If the Prime95 test fails on any of the cores, you know your CPU either requires a little more voltage, or has reached its speed limit. I also monitor my CPU temperature with a program called HW Monitor to make sure it is not getting too hot. You can download the latest version of HW Monitor from our website here: HW Monitor download.
Overheating CPUs will eventually fail. In this way you can incrementally keep pushing your CPU a little higher each time until you approach the point where it can no longer pass stress testing. You then back it off to a speed you feel happy with based on your testing results for voltage and temperature. I like to run Prime95 for a full 24hr test just to guarantee that the CPU is stable at this final speed. On occasion I have seen CPUs fail Prime95 after an hour or two of testing. This is not stable enough for my liking. Some overclockers would argue that Prime95 is no longer the stress test of choice for CPU stability, and are using a program called LinX. LinX is based on the Linpack CPU performance benchtest, but I must admit I have seen quite a lot of anomalous results from the use of this program, including brand new CPUs failing at default clock speeds and voltages. Some would argue that this indicated that the CPU is faulty straight out of the box, however, I am not convinced, and can say with assurance that any overclocked CPU I have stress tested for 24hrs with Prime95 has always performed faultlessly in any normal usage scenario including high end 3D gaming, decompressing of large files and video editing.

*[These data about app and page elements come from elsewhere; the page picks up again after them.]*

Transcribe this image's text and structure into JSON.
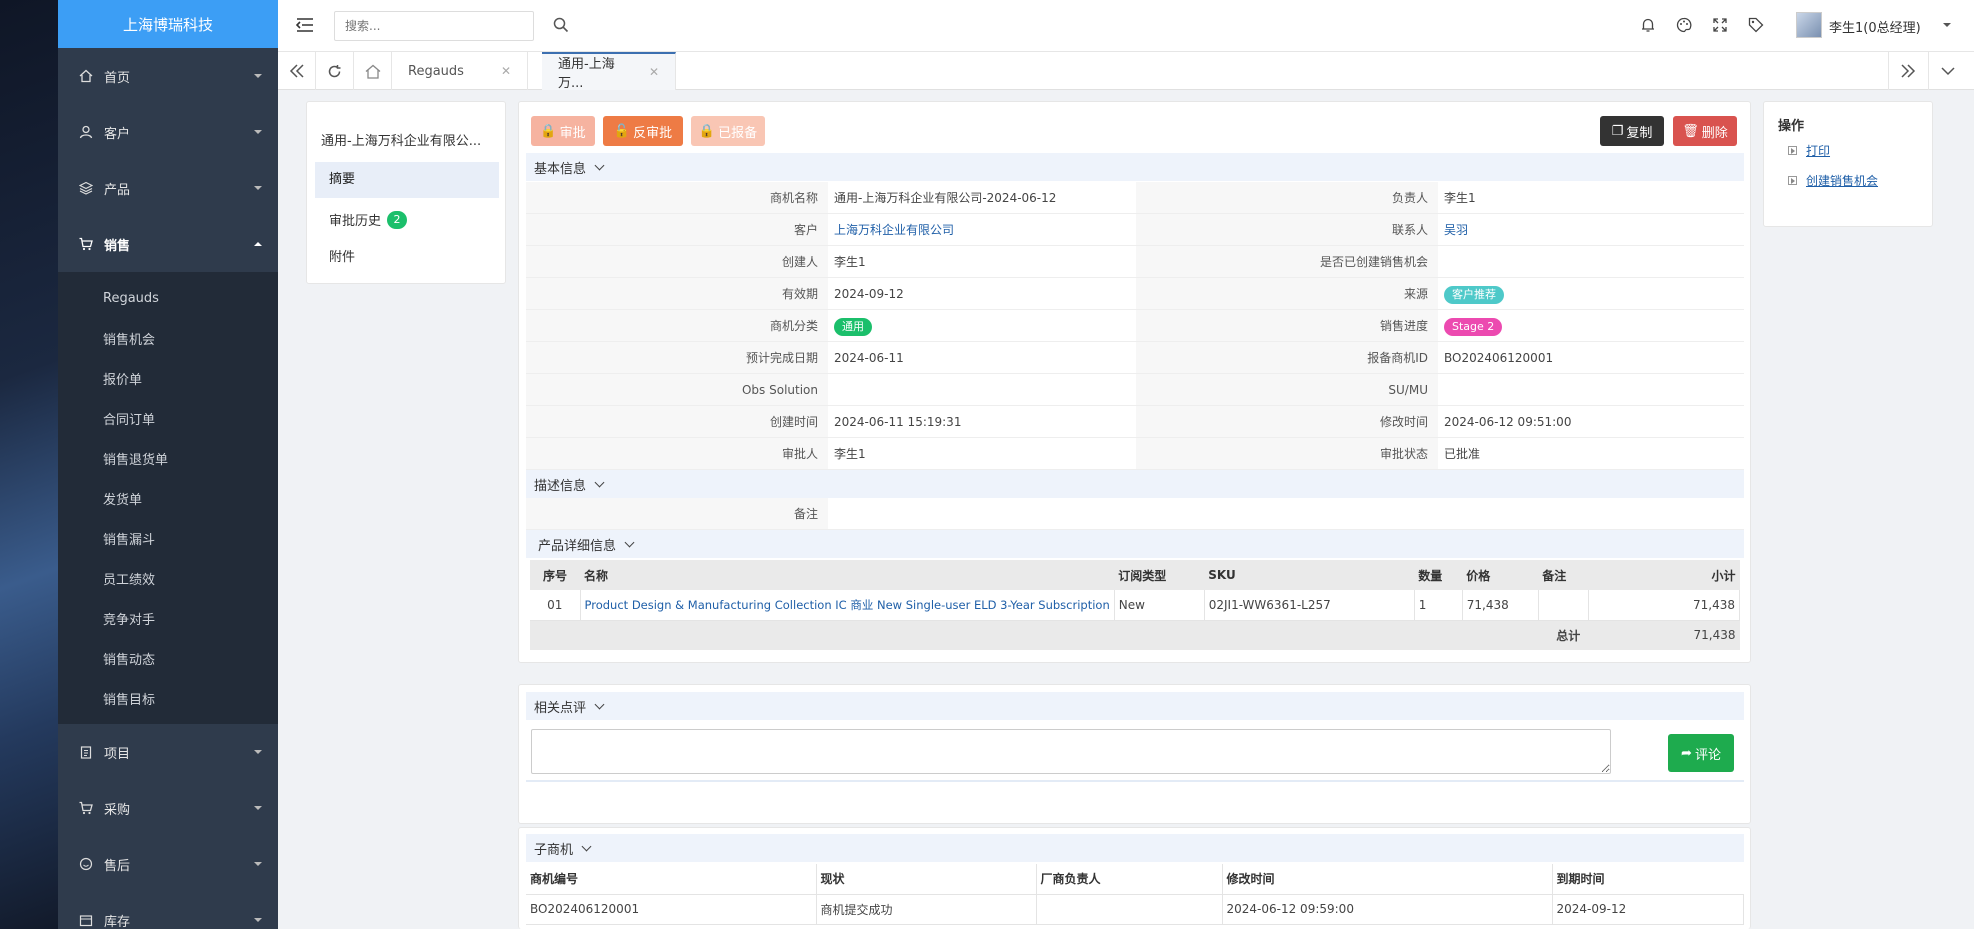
{
  "brand": "上海博瑞科技",
  "search_placeholder": "搜索...",
  "user_name": "李生1(0总经理)",
  "menu": {
    "home": "首页",
    "customer": "客户",
    "product": "产品",
    "sales": "销售",
    "sales_sub": [
      "Regauds",
      "销售机会",
      "报价单",
      "合同订单",
      "销售退货单",
      "发货单",
      "销售漏斗",
      "员工绩效",
      "竞争对手",
      "销售动态",
      "销售目标"
    ],
    "project": "项目",
    "purchase": "采购",
    "after_sales": "售后",
    "inventory": "库存"
  },
  "tabs": {
    "tab1": "Regauds",
    "tab2": "通用-上海万..."
  },
  "left_nav": {
    "title": "通用-上海万科企业有限公...",
    "summary": "摘要",
    "approval_history": "审批历史",
    "approval_count": "2",
    "attachments": "附件"
  },
  "actions": {
    "approve": "审批",
    "unapprove": "反审批",
    "filed": "已报备",
    "copy": "复制",
    "delete": "删除"
  },
  "basic": {
    "head": "基本信息",
    "opp_name_label": "商机名称",
    "opp_name": "通用-上海万科企业有限公司-2024-06-12",
    "owner_label": "负责人",
    "owner": "李生1",
    "customer_label": "客户",
    "customer": "上海万科企业有限公司",
    "contact_label": "联系人",
    "contact": "吴羽",
    "creator_label": "创建人",
    "creator": "李生1",
    "created_opp_label": "是否已创建销售机会",
    "validity_label": "有效期",
    "validity": "2024-09-12",
    "source_label": "来源",
    "source": "客户推荐",
    "category_label": "商机分类",
    "category": "通用",
    "progress_label": "销售进度",
    "progress": "Stage 2",
    "expected_date_label": "预计完成日期",
    "expected_date": "2024-06-11",
    "report_id_label": "报备商机ID",
    "report_id": "BO202406120001",
    "obs_label": "Obs Solution",
    "sumu_label": "SU/MU",
    "created_time_label": "创建时间",
    "created_time": "2024-06-11 15:19:31",
    "modified_time_label": "修改时间",
    "modified_time": "2024-06-12 09:51:00",
    "approver_label": "审批人",
    "approver": "李生1",
    "approval_status_label": "审批状态",
    "approval_status": "已批准"
  },
  "desc": {
    "head": "描述信息",
    "remark_label": "备注"
  },
  "product": {
    "head": "产品详细信息",
    "columns": [
      "序号",
      "名称",
      "订阅类型",
      "SKU",
      "数量",
      "价格",
      "备注",
      "小计"
    ],
    "row": [
      "01",
      "Product Design & Manufacturing Collection IC 商业 New Single-user ELD 3-Year Subscription",
      "New",
      "02JI1-WW6361-L257",
      "1",
      "71,438",
      "",
      "71,438"
    ],
    "total_label": "总计",
    "total": "71,438"
  },
  "comments": {
    "head": "相关点评",
    "submit": "评论"
  },
  "sub_opp": {
    "head": "子商机",
    "columns": [
      "商机编号",
      "现状",
      "厂商负责人",
      "修改时间",
      "到期时间"
    ],
    "row": [
      "BO202406120001",
      "商机提交成功",
      "",
      "2024-06-12 09:59:00",
      "2024-09-12"
    ]
  },
  "ops": {
    "head": "操作",
    "print": "打印",
    "create_opp": "创建销售机会"
  },
  "colors": {
    "brand": "#3c9ef5",
    "sidebar": "#2f3b4c",
    "approve_btn": "#f6b3a0",
    "unapprove_btn": "#ee7b45",
    "copy_btn": "#333333",
    "delete_btn": "#d9534f",
    "comment_btn": "#1eab4e",
    "badge_teal": "#4ec9c9",
    "badge_green": "#1bbf6b",
    "badge_pink": "#ec4ab0"
  }
}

Before I conclude this post there are a couple of points I want to raise which should be of interest to any potential new overclockers. I stated earlier that the major CPU manufacturers have been multiplier locking their CPUs for many years now and generally speaking this is true, however there are some exceptions. AMD has been regarded highly by the overclocking community for their “Black Edition” product range.
Selected models of CPU have been released with unlocked multipliers and given the Black Edition moniker. These unlocked CPUs make overclocking a lot simpler for the novice in that you do not have to run your system bus or memory frequencies outside default specifications, and can ramp up the speed of the CPU by simply increasing the clock multiplier. Intel also started to ship unlocked CPU models. Originally restricted to their “Extreme Edition” flagship models, which were also very expensive, Intel recently introduced a “K” series, with just a few selected models having unlocked multipliers.

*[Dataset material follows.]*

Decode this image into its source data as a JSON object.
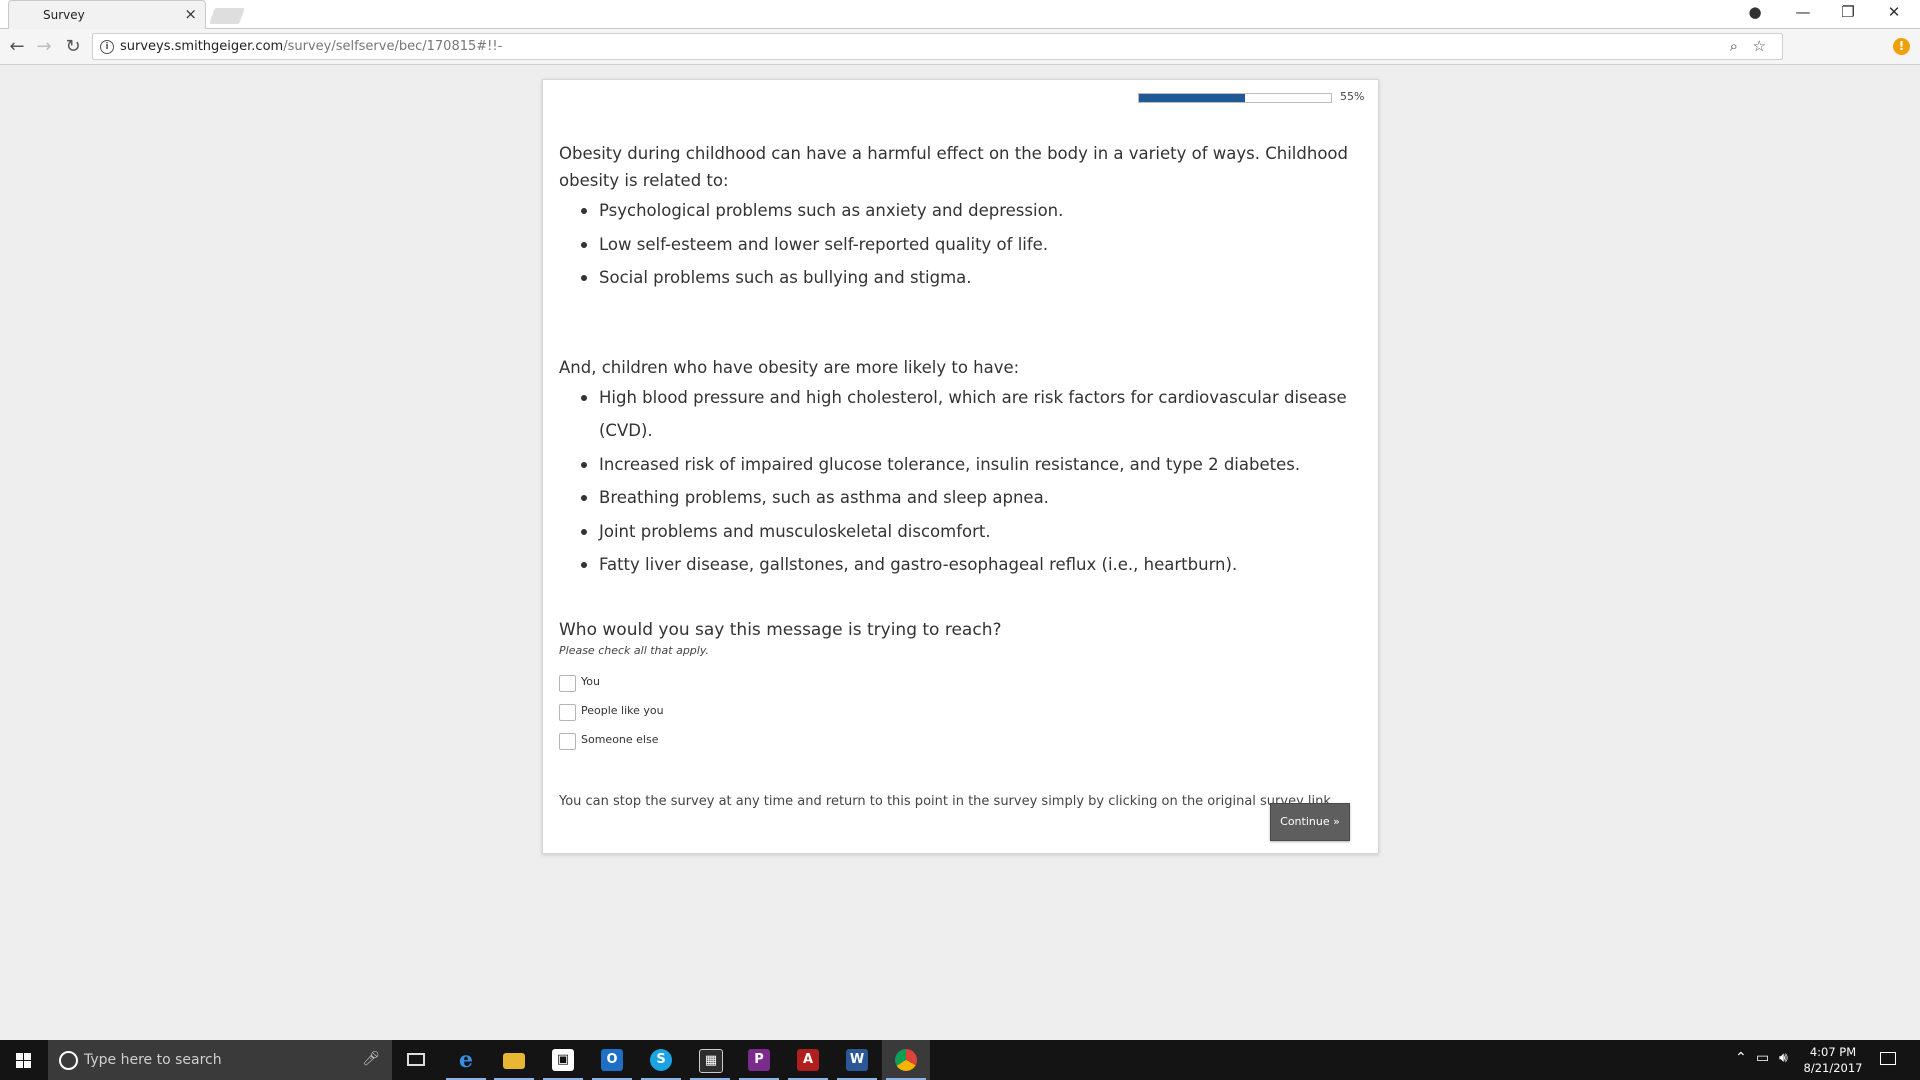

These models usually attract a price premium of $30-$50 compared to the locked versions. Intel on the other hand has also attracted the wrath of overclockers with their latest “Sandy Bridge” Core i7 CPUs. The motherboard chipset architecture which applies to these new CPUs has been changed. The system bus has been linked to other buses on the motherboard such as USB and SATA, all using a single clock generator. These other buses do not like being run out of specification at all. The end result? You pretty much can't overclock any of the new “Sandy Bridge” based CPUs, unless you pay the price premium and purchase an unlocked “K” series model.
The community will be watching with interest later in the year when AMD are set to launch their new CPU range based on the “Bulldozer” architecture, and no doubt hoping for unlocked multipliers and great overclockability.

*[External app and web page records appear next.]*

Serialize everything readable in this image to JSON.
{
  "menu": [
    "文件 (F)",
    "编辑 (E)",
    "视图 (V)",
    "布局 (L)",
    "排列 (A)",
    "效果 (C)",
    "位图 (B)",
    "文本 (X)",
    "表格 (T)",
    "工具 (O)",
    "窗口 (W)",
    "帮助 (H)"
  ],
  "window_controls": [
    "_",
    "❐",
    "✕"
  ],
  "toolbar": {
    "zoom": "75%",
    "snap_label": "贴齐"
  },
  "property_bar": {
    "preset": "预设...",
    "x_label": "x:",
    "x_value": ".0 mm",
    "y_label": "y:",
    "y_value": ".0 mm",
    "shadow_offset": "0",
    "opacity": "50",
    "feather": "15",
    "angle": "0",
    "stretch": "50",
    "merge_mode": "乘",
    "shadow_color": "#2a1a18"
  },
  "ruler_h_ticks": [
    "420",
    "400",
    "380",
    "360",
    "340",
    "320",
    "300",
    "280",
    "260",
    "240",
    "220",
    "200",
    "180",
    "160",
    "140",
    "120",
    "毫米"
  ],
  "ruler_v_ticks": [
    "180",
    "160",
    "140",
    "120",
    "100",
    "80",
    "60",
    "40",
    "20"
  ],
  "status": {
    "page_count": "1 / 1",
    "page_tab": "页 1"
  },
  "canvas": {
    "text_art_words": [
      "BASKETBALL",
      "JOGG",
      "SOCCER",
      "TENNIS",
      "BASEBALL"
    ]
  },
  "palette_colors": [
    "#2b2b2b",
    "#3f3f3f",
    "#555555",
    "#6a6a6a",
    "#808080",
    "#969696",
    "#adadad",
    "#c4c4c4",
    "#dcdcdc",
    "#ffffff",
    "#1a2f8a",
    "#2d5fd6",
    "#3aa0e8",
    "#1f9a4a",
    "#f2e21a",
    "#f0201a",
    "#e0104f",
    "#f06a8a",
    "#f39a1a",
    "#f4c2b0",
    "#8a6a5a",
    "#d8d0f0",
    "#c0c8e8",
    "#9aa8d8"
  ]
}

Here at DCA Computers our experienced technicians can configure and build any type of overclocked system you can imagine, ranging from mildly overclocked air cooled systems, right up to high end water cooling or even phase change based systems. You can call us any time on (02) 9634 2555 to discuss your requirements.
Glenn Howlett is the general manager of DCA Computer Technologies a computer retailer and support provider. Read more articles at the DCA Computers blog, follow DCA Computers on Twitter and become a fan on Facebook.